Short Sale Personality Flaws in Phoenix Real Estate

  • HOA dues have not been paid and the association is not budging.  One of the first questions I ask of a homeowner considering a short sale is how far behind are they on their association dues. HOA’s know they can make or break the deal. At worst case, it may have been years since HOA dues have been paid and a judgement has been filed.
  • There is more than one loan and worse yet,  the second is not purchase money. One loan with a single lender improves the odds of success versus two loans with two lenders.  It is extremely important to understand the types of loans associated with the property.  Are they purchase money loans or is one a home equity loan.
  • You believed the list price.  It looked too good to be true, but you thought that the lender would accept the price since it is in fact the list price, right there in black and white.  And now the buyer’s type-A personality requires that the offer is 20% below the list price because there are some cosmetic issues with the home.  Buyers must understand that the short sale process will involve a BPO or appraisal to accesss the fair market value and compare it to the offer price.  Buyers and their Realtor should review comparable sales to understand the fair market and formulate the offer based on that information.  Don’t take the list price as what the lender will accept, unless it says it is pre-approved at that price. Buyers can offer whatever they want, but understand the process whereby the lender will evaluate any offer.
  • That older home that has a lot of  personality, charm and character also has a lot of issues. With older homes you need to see evidence of on-going upkeep.  The issue is that if the sellers have been battling a financial hardship, the maintenance of the house probably suffered.  Evidence of these problems will come up during the inspection, after the approval has been received for which you waited 3 months!

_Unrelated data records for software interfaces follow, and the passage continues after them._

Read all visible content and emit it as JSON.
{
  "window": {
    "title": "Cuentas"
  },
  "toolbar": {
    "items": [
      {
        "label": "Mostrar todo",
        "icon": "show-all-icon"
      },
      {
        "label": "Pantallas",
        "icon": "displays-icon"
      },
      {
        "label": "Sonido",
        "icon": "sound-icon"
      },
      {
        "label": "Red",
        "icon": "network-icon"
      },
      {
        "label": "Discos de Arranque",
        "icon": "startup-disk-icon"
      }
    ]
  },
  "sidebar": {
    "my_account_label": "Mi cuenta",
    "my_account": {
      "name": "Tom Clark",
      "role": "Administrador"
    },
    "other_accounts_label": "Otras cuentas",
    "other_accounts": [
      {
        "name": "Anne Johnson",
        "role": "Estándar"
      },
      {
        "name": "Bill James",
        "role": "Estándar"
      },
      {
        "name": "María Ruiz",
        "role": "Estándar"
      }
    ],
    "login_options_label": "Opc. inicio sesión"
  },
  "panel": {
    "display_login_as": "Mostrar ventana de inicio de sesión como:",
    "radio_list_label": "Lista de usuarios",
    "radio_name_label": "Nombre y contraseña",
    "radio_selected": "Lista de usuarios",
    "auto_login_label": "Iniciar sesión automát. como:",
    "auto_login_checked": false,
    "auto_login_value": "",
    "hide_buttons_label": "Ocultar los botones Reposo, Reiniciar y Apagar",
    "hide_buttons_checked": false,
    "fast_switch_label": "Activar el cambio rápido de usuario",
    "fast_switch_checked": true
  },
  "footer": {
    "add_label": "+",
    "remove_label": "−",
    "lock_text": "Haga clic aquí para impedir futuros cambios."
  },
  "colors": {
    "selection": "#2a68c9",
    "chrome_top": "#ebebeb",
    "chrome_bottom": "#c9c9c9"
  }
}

The picture to the right is a can in the attic that is strategically located below the leak in the roof to catch the water during the rain storm.   Since short sales are sold in “as-is” condition, the buyer(s) have just seen the cost of the house increase if they choose to move forward.
  • The seller decides to “let the house go”.  The seller feels relieved that the house is now under contract and the approval should come shortly, so why keep the utilities on?  Or keep the pool maintained? Surely, the buyer will understand that’s hardship.   This may seem short sighted, but when the owners have relocated and the house is out of sight and out of mind, those utility bills become a nusance.   Lines  166 – 171 state that the seller warrants and shall maintain the premises so that they will be in substantially the same condition as on the date of Contract acceptance.  For an escrow process that extends month upon month, this can be a challenge.
  • The servicer,  investor, or mortgage insurance company requires a seller contribution from the seller that they cannot or are unwilling to pay.  This is extremely frustrating since you’re almost at the finish line and you’ve waited months to find out they’re asking the seller to contribute and the seller may throw in the towel.   The buyer may even be asked to contribute to make up some of the difference.  Arizona revised statutes protect a homeowner against deficiency judgements in the event of foreclosure, so why should the seller pay the lender, servicer or mortgage insurance company when it is more cost effective to walk away?   The painful part is that this drama will unfold at the end of the negotiation process with the lienholders.
  • The seller does not disclose that there may be additional liens or judgements on the property.  Make sure the title commitment report is reviewed as soon as possible.  The listing agent should have the escrow/title company produce this shortly after the listing is taken and not wait for an offer, or worse yet the short sale approval.

Does all of this mean that you should never look at or consider a short sale?  No, but make sure you understand possible problems and are prepared for these “flaws” in the process.  There are actions that can be taken to reduce the risk in a short sale transaction, but some will be outside both the buyer’s and seller’s control. 

All of these issues must be addressed and thought through by a seller as they consider a short sale.  If you are considering a short sale and would like more information, schedule a free consultation or call me directly.